THE TASK
From the line containing "Transcribe this image's" through the last line of the entries, output the text exactly. Pictures stay out.

Component data from apps and pages

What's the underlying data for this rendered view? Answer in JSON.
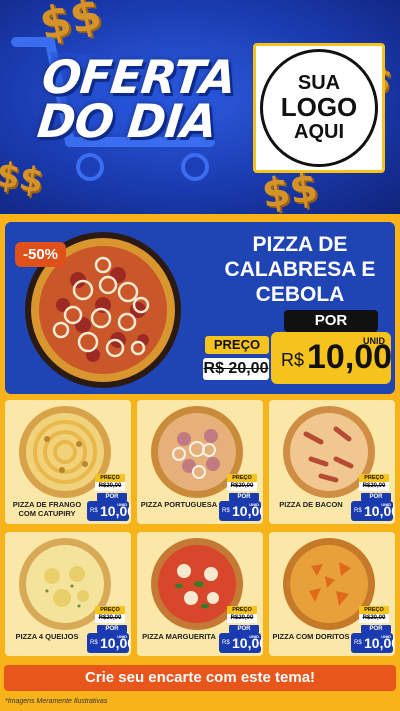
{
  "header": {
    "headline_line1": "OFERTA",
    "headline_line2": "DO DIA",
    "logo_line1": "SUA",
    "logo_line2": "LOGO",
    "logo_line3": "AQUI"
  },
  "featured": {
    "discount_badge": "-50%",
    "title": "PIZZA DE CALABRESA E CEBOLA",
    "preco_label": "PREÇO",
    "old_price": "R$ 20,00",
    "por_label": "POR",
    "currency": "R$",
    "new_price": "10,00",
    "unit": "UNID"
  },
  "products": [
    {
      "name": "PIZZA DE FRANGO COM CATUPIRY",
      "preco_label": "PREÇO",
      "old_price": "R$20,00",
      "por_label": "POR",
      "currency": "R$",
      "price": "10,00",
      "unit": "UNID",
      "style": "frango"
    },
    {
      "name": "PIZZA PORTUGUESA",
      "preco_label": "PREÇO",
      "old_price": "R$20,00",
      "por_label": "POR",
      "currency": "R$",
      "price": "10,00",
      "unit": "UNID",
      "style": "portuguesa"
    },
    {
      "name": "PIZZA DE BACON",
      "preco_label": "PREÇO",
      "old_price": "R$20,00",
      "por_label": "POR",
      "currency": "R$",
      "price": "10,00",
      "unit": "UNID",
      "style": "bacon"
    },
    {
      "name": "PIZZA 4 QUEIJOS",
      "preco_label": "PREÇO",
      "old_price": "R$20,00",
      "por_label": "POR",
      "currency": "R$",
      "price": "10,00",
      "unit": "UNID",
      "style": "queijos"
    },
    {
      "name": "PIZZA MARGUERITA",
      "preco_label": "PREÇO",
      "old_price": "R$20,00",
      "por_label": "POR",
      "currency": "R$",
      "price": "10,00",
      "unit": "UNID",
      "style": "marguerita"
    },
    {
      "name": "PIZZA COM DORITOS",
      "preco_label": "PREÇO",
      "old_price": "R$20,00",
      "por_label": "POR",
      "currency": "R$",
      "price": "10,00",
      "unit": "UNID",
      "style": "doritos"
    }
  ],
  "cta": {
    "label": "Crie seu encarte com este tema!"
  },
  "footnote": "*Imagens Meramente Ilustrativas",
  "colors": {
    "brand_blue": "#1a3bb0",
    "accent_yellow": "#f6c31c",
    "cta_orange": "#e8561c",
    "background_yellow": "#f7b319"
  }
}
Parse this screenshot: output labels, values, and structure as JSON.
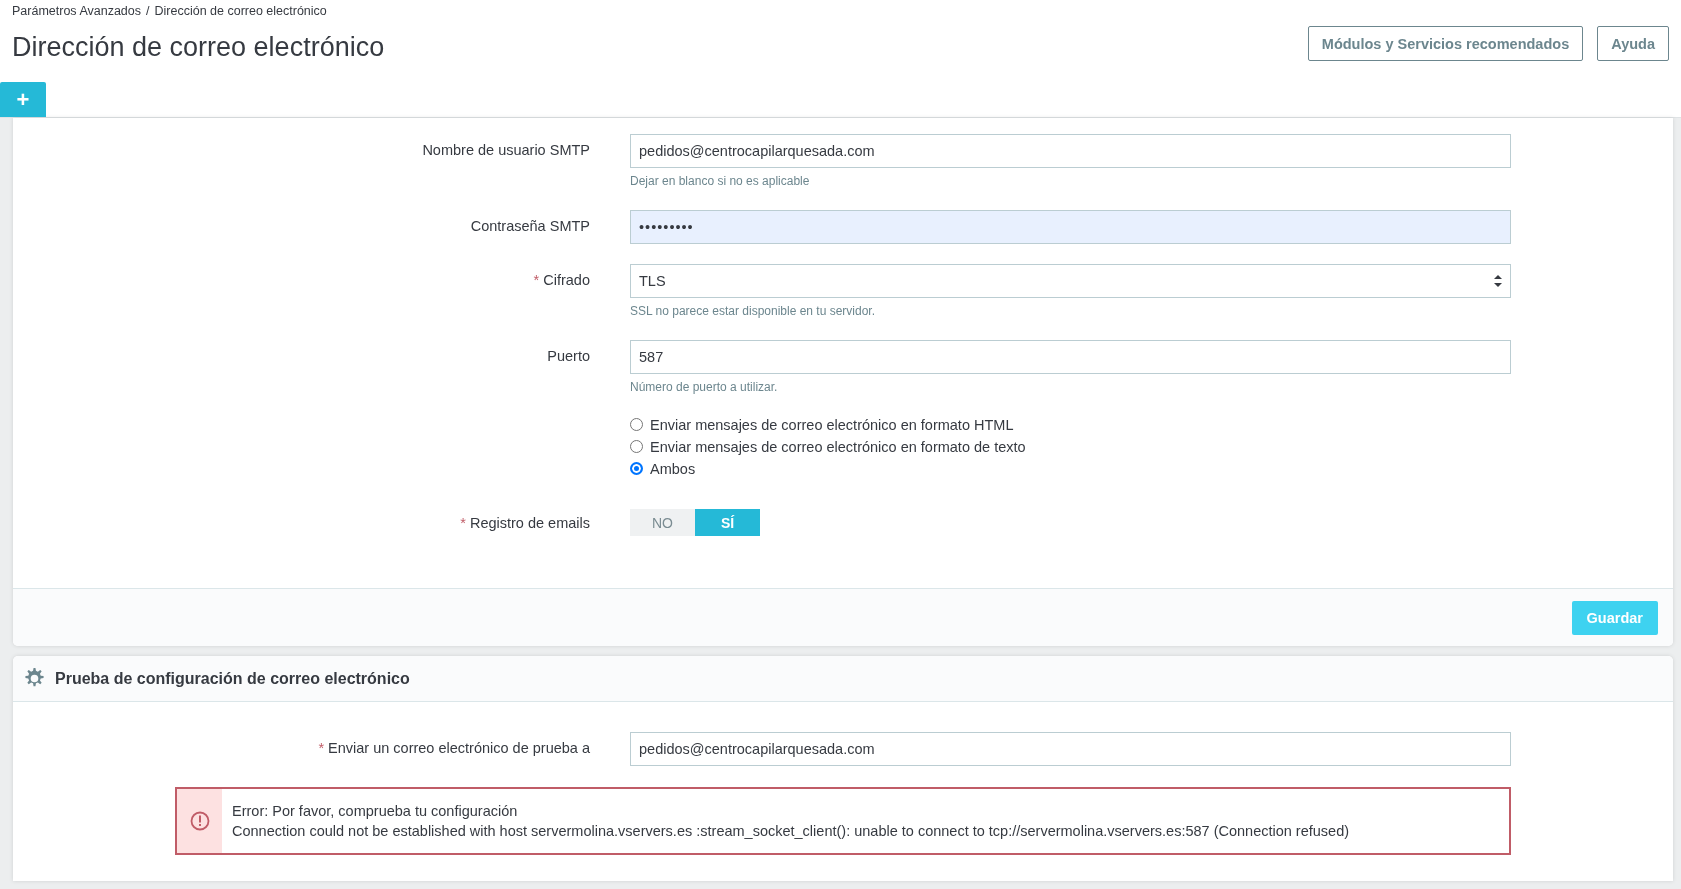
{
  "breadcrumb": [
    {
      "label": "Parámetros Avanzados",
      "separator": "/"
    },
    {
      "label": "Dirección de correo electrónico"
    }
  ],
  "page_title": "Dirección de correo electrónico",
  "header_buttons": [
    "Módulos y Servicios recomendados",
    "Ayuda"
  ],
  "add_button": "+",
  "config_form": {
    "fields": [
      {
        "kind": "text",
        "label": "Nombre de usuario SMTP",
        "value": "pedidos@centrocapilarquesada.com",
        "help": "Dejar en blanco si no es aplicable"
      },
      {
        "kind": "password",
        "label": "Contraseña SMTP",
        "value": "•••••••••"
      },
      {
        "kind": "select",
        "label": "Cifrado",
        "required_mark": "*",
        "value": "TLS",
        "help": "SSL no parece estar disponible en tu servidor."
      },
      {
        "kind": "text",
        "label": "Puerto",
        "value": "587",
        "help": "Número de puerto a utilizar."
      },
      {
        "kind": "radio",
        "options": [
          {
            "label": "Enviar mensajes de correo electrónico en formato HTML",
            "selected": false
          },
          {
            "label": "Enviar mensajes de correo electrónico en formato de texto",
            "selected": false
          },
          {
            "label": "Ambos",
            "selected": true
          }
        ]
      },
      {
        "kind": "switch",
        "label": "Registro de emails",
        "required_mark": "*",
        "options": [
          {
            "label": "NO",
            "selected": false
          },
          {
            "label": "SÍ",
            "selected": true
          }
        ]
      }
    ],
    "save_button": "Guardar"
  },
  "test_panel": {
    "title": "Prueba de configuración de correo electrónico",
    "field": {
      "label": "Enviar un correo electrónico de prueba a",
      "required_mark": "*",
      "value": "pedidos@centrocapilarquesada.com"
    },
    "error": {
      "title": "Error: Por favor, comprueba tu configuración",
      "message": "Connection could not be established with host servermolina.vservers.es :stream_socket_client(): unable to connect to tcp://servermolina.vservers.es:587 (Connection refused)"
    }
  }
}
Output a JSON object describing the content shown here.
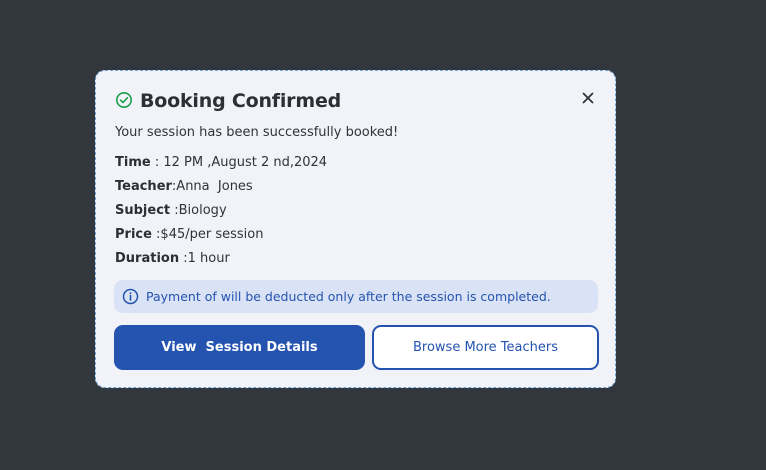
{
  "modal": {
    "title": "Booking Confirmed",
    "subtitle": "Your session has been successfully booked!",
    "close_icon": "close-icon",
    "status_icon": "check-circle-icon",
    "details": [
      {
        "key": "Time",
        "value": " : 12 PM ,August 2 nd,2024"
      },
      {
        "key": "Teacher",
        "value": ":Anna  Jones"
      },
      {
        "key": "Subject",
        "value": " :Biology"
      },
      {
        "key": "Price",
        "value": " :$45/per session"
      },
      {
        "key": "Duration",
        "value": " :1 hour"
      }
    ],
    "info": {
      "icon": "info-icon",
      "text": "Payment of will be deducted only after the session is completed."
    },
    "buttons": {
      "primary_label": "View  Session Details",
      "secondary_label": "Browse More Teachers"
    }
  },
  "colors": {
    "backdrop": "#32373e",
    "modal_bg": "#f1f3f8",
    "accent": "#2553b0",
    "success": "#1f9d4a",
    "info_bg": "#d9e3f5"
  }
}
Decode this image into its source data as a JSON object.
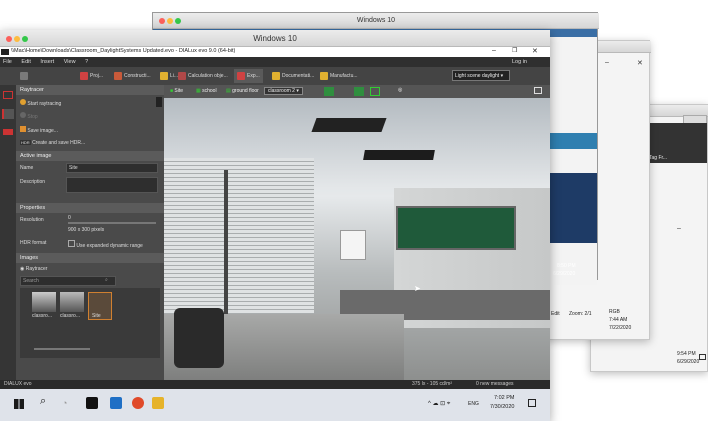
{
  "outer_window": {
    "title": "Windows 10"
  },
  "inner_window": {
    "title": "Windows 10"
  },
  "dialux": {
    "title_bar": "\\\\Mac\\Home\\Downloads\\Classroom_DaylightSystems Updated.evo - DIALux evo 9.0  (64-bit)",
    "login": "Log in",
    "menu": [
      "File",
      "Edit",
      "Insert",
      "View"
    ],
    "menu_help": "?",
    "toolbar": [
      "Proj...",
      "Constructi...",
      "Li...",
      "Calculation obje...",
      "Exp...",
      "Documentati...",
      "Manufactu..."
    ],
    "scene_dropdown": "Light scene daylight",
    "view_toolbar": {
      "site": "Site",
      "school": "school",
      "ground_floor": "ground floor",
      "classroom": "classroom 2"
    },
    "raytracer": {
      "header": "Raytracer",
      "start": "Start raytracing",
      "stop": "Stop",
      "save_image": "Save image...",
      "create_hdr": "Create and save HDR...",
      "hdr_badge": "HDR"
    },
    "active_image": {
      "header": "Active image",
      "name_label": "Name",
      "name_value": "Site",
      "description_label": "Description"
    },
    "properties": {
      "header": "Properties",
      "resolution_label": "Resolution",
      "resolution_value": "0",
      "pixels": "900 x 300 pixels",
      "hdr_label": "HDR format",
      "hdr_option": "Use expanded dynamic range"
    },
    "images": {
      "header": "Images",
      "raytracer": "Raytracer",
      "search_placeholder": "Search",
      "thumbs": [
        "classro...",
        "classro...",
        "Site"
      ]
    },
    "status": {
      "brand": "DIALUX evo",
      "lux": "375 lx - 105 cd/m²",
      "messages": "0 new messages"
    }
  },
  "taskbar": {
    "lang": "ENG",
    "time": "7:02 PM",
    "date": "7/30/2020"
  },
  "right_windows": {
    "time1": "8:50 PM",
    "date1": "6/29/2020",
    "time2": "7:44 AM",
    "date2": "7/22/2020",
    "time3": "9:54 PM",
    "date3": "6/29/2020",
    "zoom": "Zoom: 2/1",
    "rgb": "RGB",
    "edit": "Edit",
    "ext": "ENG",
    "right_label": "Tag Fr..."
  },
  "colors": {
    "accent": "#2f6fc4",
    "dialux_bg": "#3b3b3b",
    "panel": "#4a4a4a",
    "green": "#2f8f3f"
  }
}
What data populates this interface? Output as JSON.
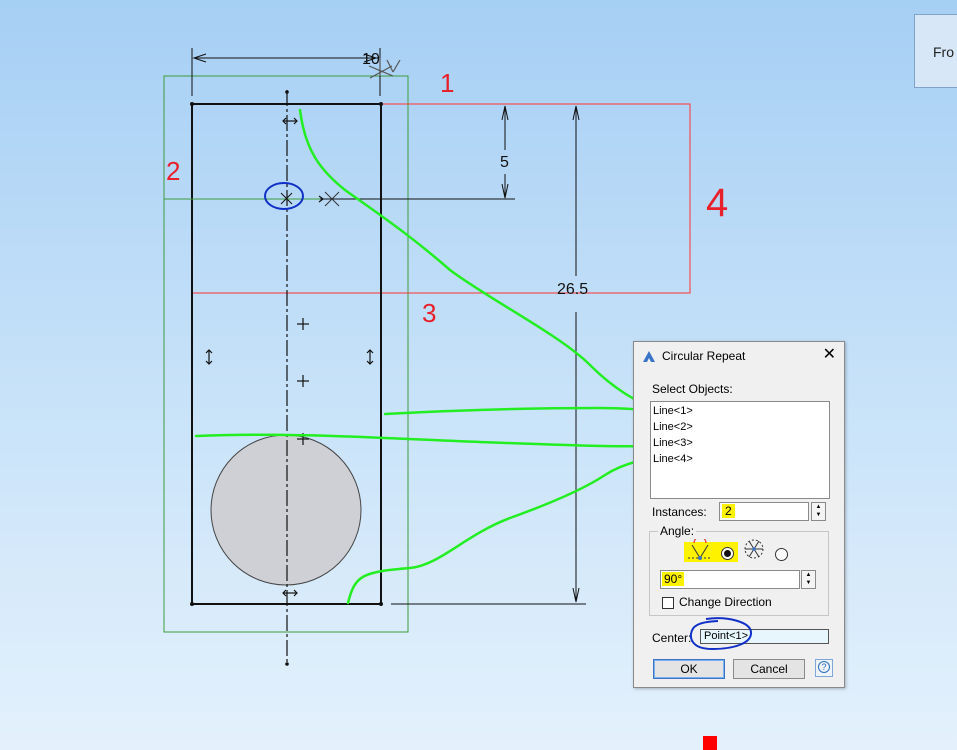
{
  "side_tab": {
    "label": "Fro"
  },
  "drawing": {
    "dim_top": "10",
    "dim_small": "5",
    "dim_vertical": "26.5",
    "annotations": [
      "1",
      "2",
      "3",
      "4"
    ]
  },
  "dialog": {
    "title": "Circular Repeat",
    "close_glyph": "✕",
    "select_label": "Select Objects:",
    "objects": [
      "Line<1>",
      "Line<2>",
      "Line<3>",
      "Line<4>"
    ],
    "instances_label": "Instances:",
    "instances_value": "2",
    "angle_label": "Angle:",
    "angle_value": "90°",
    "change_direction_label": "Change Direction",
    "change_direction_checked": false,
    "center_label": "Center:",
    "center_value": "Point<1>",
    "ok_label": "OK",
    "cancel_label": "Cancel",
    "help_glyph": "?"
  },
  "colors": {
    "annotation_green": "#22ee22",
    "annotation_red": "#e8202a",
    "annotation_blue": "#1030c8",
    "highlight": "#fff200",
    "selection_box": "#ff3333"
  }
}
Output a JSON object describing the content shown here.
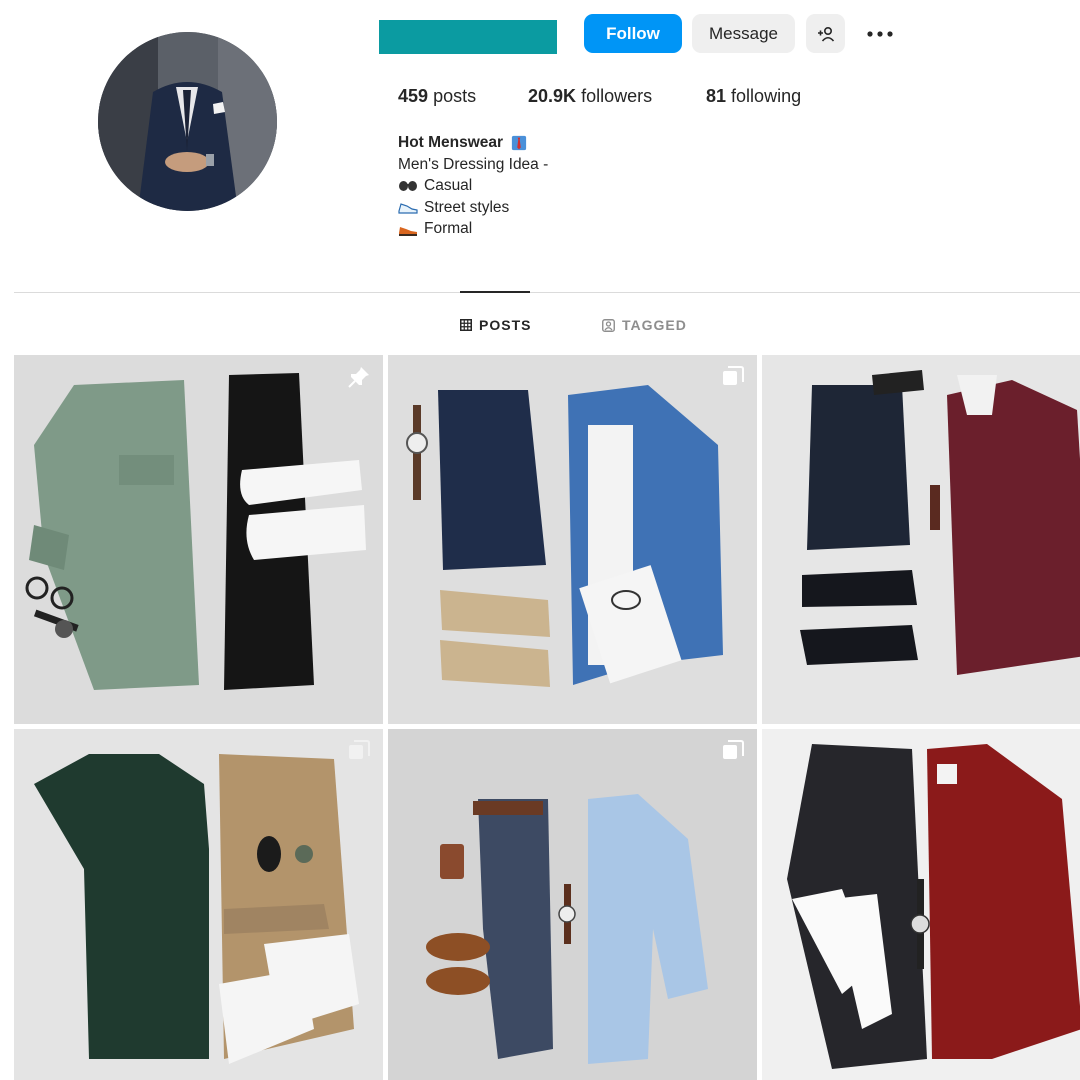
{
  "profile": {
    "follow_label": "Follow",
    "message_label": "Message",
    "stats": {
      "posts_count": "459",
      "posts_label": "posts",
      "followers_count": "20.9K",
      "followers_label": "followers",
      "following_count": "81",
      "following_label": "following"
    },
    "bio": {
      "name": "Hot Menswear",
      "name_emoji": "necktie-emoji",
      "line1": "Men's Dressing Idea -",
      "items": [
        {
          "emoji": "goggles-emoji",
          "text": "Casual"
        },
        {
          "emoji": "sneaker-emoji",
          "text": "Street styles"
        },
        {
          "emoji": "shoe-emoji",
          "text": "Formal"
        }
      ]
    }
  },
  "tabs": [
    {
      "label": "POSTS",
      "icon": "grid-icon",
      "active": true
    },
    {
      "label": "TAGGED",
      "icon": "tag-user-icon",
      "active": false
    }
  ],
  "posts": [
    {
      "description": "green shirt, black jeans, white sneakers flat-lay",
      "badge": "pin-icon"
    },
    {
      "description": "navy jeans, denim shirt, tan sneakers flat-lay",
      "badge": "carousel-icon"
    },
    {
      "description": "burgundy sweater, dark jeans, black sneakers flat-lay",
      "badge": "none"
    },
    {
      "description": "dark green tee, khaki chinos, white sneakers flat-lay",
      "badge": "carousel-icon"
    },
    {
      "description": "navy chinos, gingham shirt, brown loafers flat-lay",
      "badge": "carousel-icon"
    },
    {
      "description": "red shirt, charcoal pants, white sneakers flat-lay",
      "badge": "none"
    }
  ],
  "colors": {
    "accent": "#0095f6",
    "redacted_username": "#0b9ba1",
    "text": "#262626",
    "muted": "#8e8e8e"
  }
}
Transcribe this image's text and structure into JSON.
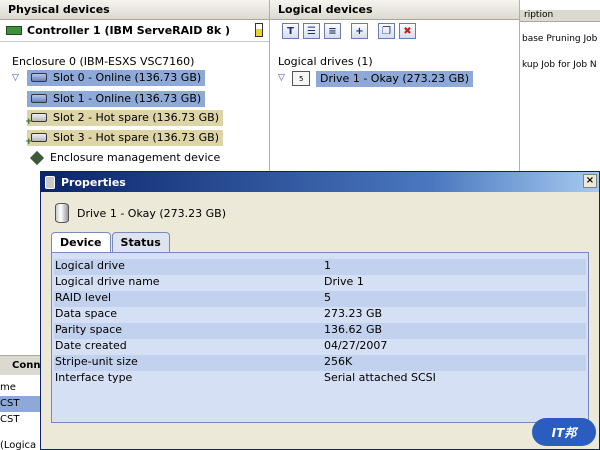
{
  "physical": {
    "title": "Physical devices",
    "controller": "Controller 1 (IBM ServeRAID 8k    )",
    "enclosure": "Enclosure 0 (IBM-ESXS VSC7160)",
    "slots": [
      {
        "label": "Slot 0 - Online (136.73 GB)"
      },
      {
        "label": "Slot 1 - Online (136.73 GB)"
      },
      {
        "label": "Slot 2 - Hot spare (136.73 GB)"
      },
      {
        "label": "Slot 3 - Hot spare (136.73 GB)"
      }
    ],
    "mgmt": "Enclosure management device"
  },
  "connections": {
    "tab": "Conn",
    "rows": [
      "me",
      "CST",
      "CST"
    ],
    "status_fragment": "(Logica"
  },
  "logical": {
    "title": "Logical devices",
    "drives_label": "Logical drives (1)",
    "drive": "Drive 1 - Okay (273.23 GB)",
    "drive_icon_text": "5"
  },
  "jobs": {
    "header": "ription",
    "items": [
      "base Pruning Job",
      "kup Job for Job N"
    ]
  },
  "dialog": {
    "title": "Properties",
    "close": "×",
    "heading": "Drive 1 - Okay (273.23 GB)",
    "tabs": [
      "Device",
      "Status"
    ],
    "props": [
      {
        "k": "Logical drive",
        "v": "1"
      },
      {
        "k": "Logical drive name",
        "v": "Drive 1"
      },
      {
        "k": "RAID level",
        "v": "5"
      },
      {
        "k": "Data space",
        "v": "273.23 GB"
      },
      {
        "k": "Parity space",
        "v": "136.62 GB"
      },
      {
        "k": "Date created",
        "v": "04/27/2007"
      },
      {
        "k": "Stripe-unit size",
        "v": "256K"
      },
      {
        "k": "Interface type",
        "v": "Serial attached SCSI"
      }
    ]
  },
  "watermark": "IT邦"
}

EXERCISE SOLUTION
Transcribe this image's text and structure into JSON.
{
  "physical": {
    "title": "Physical devices",
    "controller": "Controller 1 (IBM ServeRAID 8k    )",
    "enclosure": "Enclosure 0 (IBM-ESXS VSC7160)",
    "slots": [
      {
        "label": "Slot 0 - Online (136.73 GB)"
      },
      {
        "label": "Slot 1 - Online (136.73 GB)"
      },
      {
        "label": "Slot 2 - Hot spare (136.73 GB)"
      },
      {
        "label": "Slot 3 - Hot spare (136.73 GB)"
      }
    ],
    "mgmt": "Enclosure management device"
  },
  "connections": {
    "tab": "Conn",
    "rows": [
      "me",
      "CST",
      "CST"
    ],
    "status_fragment": "(Logica"
  },
  "logical": {
    "title": "Logical devices",
    "drives_label": "Logical drives (1)",
    "drive": "Drive 1 - Okay (273.23 GB)",
    "drive_icon_text": "5"
  },
  "jobs": {
    "header": "ription",
    "items": [
      "base Pruning Job",
      "kup Job for Job N"
    ]
  },
  "dialog": {
    "title": "Properties",
    "close": "×",
    "heading": "Drive 1 - Okay (273.23 GB)",
    "tabs": [
      "Device",
      "Status"
    ],
    "props": [
      {
        "k": "Logical drive",
        "v": "1"
      },
      {
        "k": "Logical drive name",
        "v": "Drive 1"
      },
      {
        "k": "RAID level",
        "v": "5"
      },
      {
        "k": "Data space",
        "v": "273.23 GB"
      },
      {
        "k": "Parity space",
        "v": "136.62 GB"
      },
      {
        "k": "Date created",
        "v": "04/27/2007"
      },
      {
        "k": "Stripe-unit size",
        "v": "256K"
      },
      {
        "k": "Interface type",
        "v": "Serial attached SCSI"
      }
    ]
  },
  "watermark": "IT邦"
}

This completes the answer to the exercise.